CH: Consumer Price Index

Fri Jan 09 02:15:00 CST 2015

Consensus Actual Previous
M/M % change -0.3% -0.5% 0.0%
Y/Y % change -0.2% -0.3% -0.1%

Consumer prices were very weak in December. The CPI is seasonally soft at year-end but last month's 0.5 percent drop versus November was the steepest since July 2012 and sharp enough to reduce the annual inflation rate by 0.2 percentage points to minus 0.3 percent, its lowest reading since November 2013.

Compared with mid-quarter, prices were down in most categories but, predictably, the standout decline was in petrol which posted a 7.3 percent slump and alone subtracted nearly 0.3 percentage points from the monthly change in the headline index. There was also a 0.5 percent slide in food and non-alcoholic charges which meant that the core index, which excludes energy and unprocessed food, fell a relatively mild 0.2 percent on the month. Indeed, annual underlying inflation actually picked up a couple of ticks to 0.3 percent.

The acceleration in core inflation should be well received by the SNB but the central bank will still be concerned that the fall in the overall rate might prompt a further downgrading of household inflation expectations. In any event deflation worries have not been eased by today's data and the SNB can be expected to continue to defend its exchange rate target floor with the utmost vigour.

The consumer price index measures the price of a basket of goods (commodities and services) which is assumed to represent the average consumption habits of private households. The consumer price index is thus a yardstick for the cost development of the goods consumed (price level). Although not a member of the Eurozone, a harmonized index of consumer prices (HICP), measured according to Eurostat's procedures is also published alongside the CPI.

The price level is the weighted average of various output prices in the economy. The price level measures the price of a defined basket of goods which is a cross-section of the goods produced or consumed in an economy (commodities and services). A stable price level does not necessarily imply stable unit prices: price rises for individual goods may be compensated by price reductions for other goods so that overall the price level remains constant. A rise in the price level implies a decline in the purchasing power of money: on average, a monetary unit will buy a smaller number of commodity units. Consequently, the price level and monetary value always exhibit opposite development.

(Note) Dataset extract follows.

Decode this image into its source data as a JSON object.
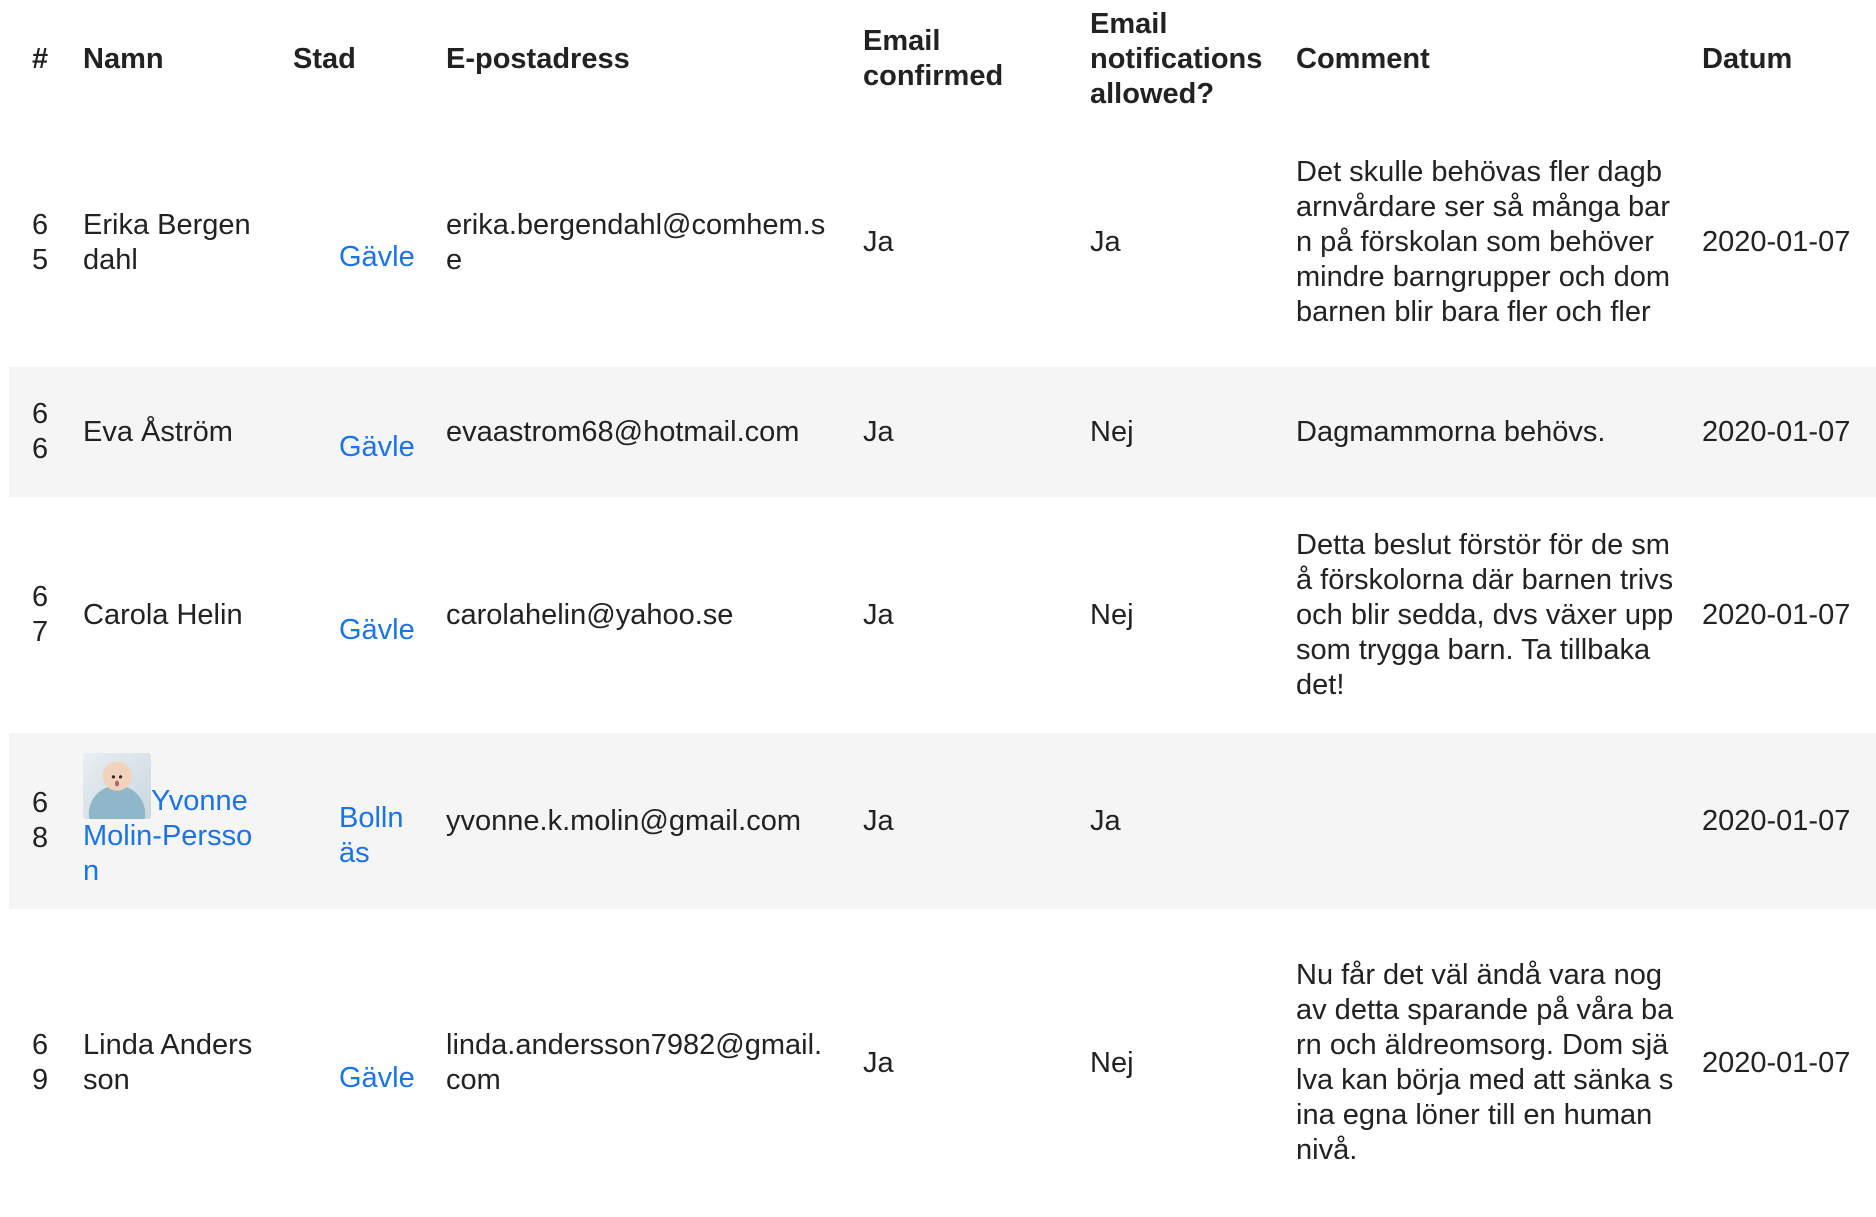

The consumer price index is the most widely followed indicator of inflation. An investor who understands how inflation influences the markets will benefit over those investors that do not understand the impact. Inflation is an increase in the overall prices of goods and services. The relationship between inflation and interest rates is the key to understanding how indicators such as the CPI influence the markets- and your investments. Inflation (along with various risks) basically explains how interest rates are set on everything from loans to notes and bonds. As the rate of inflation changes and as expectations on inflation change, the markets adjust interest rates. The effect ripples across stocks, bonds, commodities, and your portfolio, often in a dramatic fashion. By tracking inflation, whether high or low, rising or falling, investors can anticipate how different types of investments will perform. Over the long run, the bond market will rally (fall) when increases in the CPI are small (large). The equity market rallies with the bond market because low inflation promises low interest rates and is good for profits.